Armenia, backed by many historians and parliaments, says about 1.5 million Christian Armenians were killed in what is now eastern Turkey during World War One in a deliberate policy of genocide ordered by the Ottoman government.

The Ottoman empire was dissolved soon after the end of World War One, but successive Turkish governments and the vast majority of Turks feel the charge of genocide is a direct insult to their nation. Ankara argues there was heavy loss of life on both sides during fighting in the area.

Turkish Foreign Minister Ahmet Davutoglu said Ankara would take new measures against France unless the bill was rejected.

If every (EU) parliament implements decisions reflecting its own historical views a new Inquisition period will begin in Europe, Davutoglu was reported as saying by Dogan news agency. We all know what happened during the Inquisition in the Middle Ages. Unfortunately the revival of this is shameful for France.

Thousands of Turks from across Europe demonstrated in central Paris at the weekend and about 200 Franco-Turks protested on Monday in front of the senate. They waved their French voting cards and banners with slogans including: It's not up to politicians to invent history.

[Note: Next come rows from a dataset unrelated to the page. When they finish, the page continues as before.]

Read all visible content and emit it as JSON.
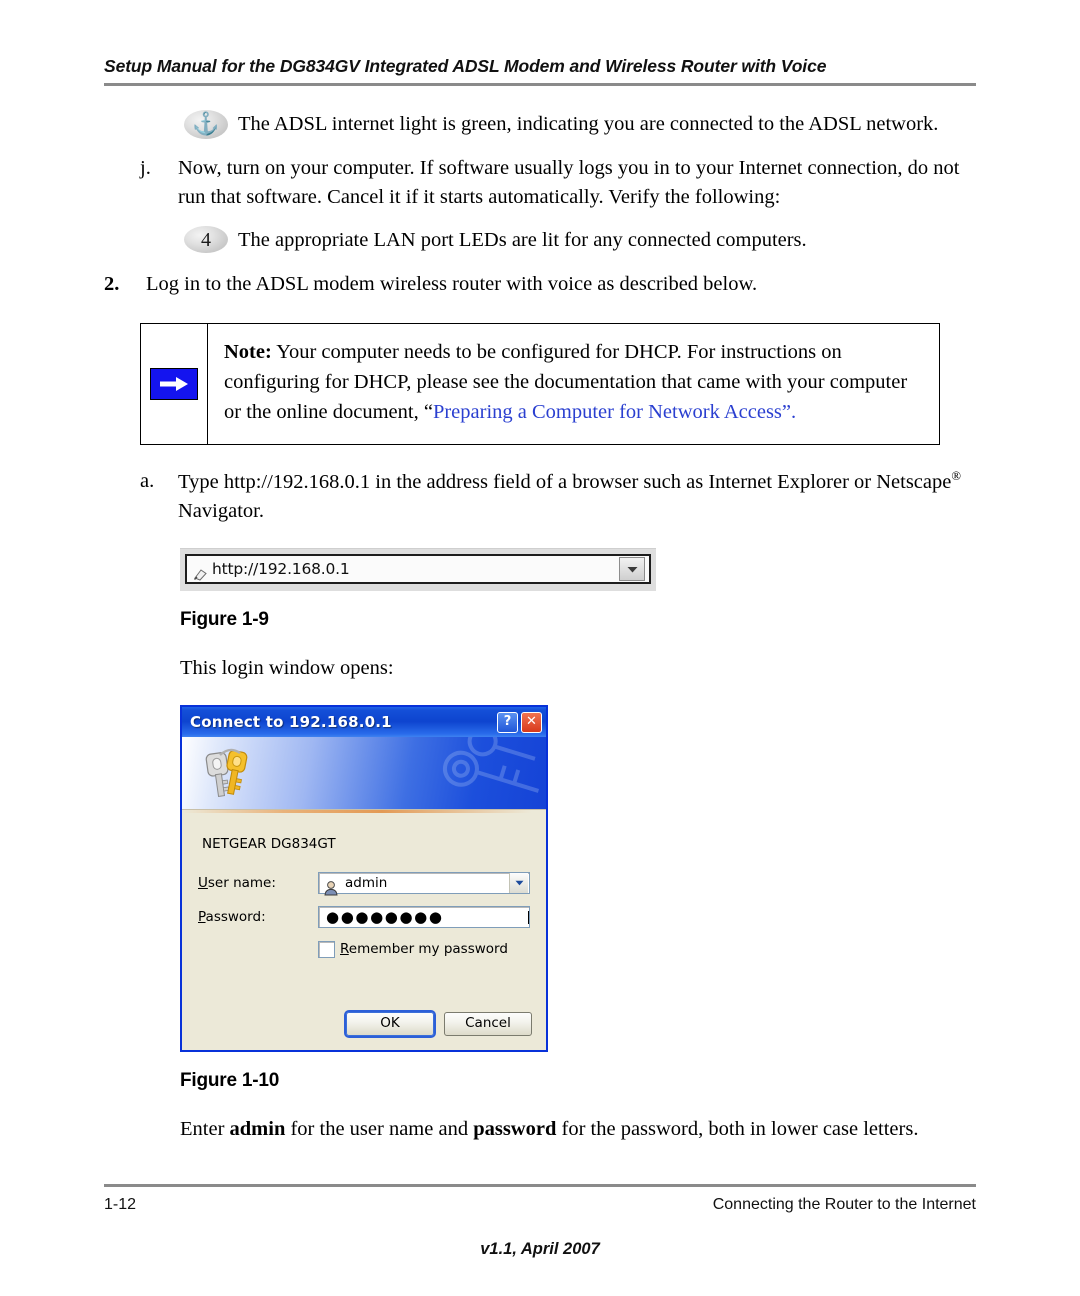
{
  "header": {
    "title": "Setup Manual for the DG834GV Integrated ADSL Modem and Wireless Router with Voice"
  },
  "content": {
    "adsl_light_bullet_glyph": "⚓",
    "adsl_light_text": "The ADSL internet light is green, indicating you are connected to the ADSL network.",
    "step_j": {
      "marker": "j.",
      "text": "Now, turn on your computer. If software usually logs you in to your Internet connection, do not run that software. Cancel it if it starts automatically. Verify the following:"
    },
    "lan_bullet_glyph": "4",
    "lan_bullet_text": "The appropriate LAN port LEDs are lit for any connected computers.",
    "step_2": {
      "marker": "2.",
      "text": "Log in to the ADSL modem wireless router with voice as described below."
    },
    "note": {
      "icon": "right-arrow-icon",
      "label": "Note:",
      "text_before_link": "Your computer needs to be configured for DHCP. For instructions on configuring for DHCP, please see the documentation that came with your computer or the online document, “",
      "link_text": "Preparing a Computer for Network Access",
      "text_after_link": "”.",
      "link_color": "#2a3fd0",
      "icon_color": "#1414ef"
    },
    "step_a": {
      "marker": "a.",
      "text_part1": "Type http://192.168.0.1 in the address field of a browser such as Internet Explorer or Netscape",
      "reg_symbol": "®",
      "text_part2": " Navigator."
    },
    "address_bar": {
      "icon": "page-shortcut-icon",
      "url": "http://192.168.0.1",
      "dropdown_icon": "chevron-down-icon"
    },
    "figure_1_9_caption": "Figure 1-9",
    "login_intro": "This login window opens:",
    "figure_1_10_caption": "Figure 1-10",
    "closing": {
      "part1": "Enter ",
      "bold1": "admin",
      "part2": " for the user name and ",
      "bold2": "password",
      "part3": " for the password, both in lower case letters."
    }
  },
  "dialog": {
    "title": "Connect to 192.168.0.1",
    "help_button_label": "?",
    "close_button_label": "✕",
    "banner_icon": "keys-icon",
    "banner_watermark_icon": "key-watermark-icon",
    "realm": "NETGEAR DG834GT",
    "username_label_prefix": "U",
    "username_label_rest": "ser name:",
    "username_value": "admin",
    "username_field_icon": "user-icon",
    "username_dropdown_icon": "chevron-down-icon",
    "password_label_prefix": "P",
    "password_label_rest": "assword:",
    "password_value": "●●●●●●●●",
    "remember_label_prefix": "R",
    "remember_label_rest": "emember my password",
    "remember_checked": false,
    "ok_label": "OK",
    "cancel_label": "Cancel",
    "titlebar_color": "#0d44cf",
    "body_color": "#ece9d8"
  },
  "footer": {
    "page_number": "1-12",
    "section": "Connecting the Router to the Internet",
    "version": "v1.1, April 2007"
  }
}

The Socialist Party, which has had a majority in the Senate since elections in the upper house late last year, and the Senate leader of President Nicolas Sarkozy's UMP party, which put forward the bill, have said they will back the legislation.

But a non-binding Senate recommendation last week said the law would be unconstitutional, and after weeks of aggressive Turkish lobbying there are suggestions the outcome will be closer than anticipated.

If adopted, Sarkozy should then ratify the bill with the process to be completed before parliament is suspended in February ahead of presidential elections.

The bill can still be rejected by the country's highest court if that body considers the text unconstitutional.

Turkey calls the bill a bid by Sarkozy to win the votes of 500,000 ethnic Armenians in France in the two-round presidential vote on April 22 and May 6.

Sarkozy wrote to Turkish Prime Minister Tayyip Erdogan last week saying the bill did not single out any country and that Paris was aware of the suffering endured by the Turkish people during the final years of the Ottoman empire.

French Foreign Ministry spokesman Bernard Valero on Monday called on Turkey not to overreact, adding that Paris considered Ankara a very important ally.

Engin Solakoglu, first secretary at the Turkish embassy in Paris, said: France can't continue to say that Turkey is an important ally when it votes laws against it.

European Union candidate Turkey could not impose economic sanctions on France, given its World Trade Organisation membership and customs union accord with Europe.

But the row could cost France state-to-state contracts and would create diplomatic tension as Turkey takes an increasingly influential role in the Middle East.

The bill mandates a maximum 45,000-euro fine and a year in jail for offenders. France passed a law recognising the killing of Armenians as genocide in 2001.

(Additional reporting by Emile Picy and Lucien Libert in Paris and Daren Butler in Istanbul)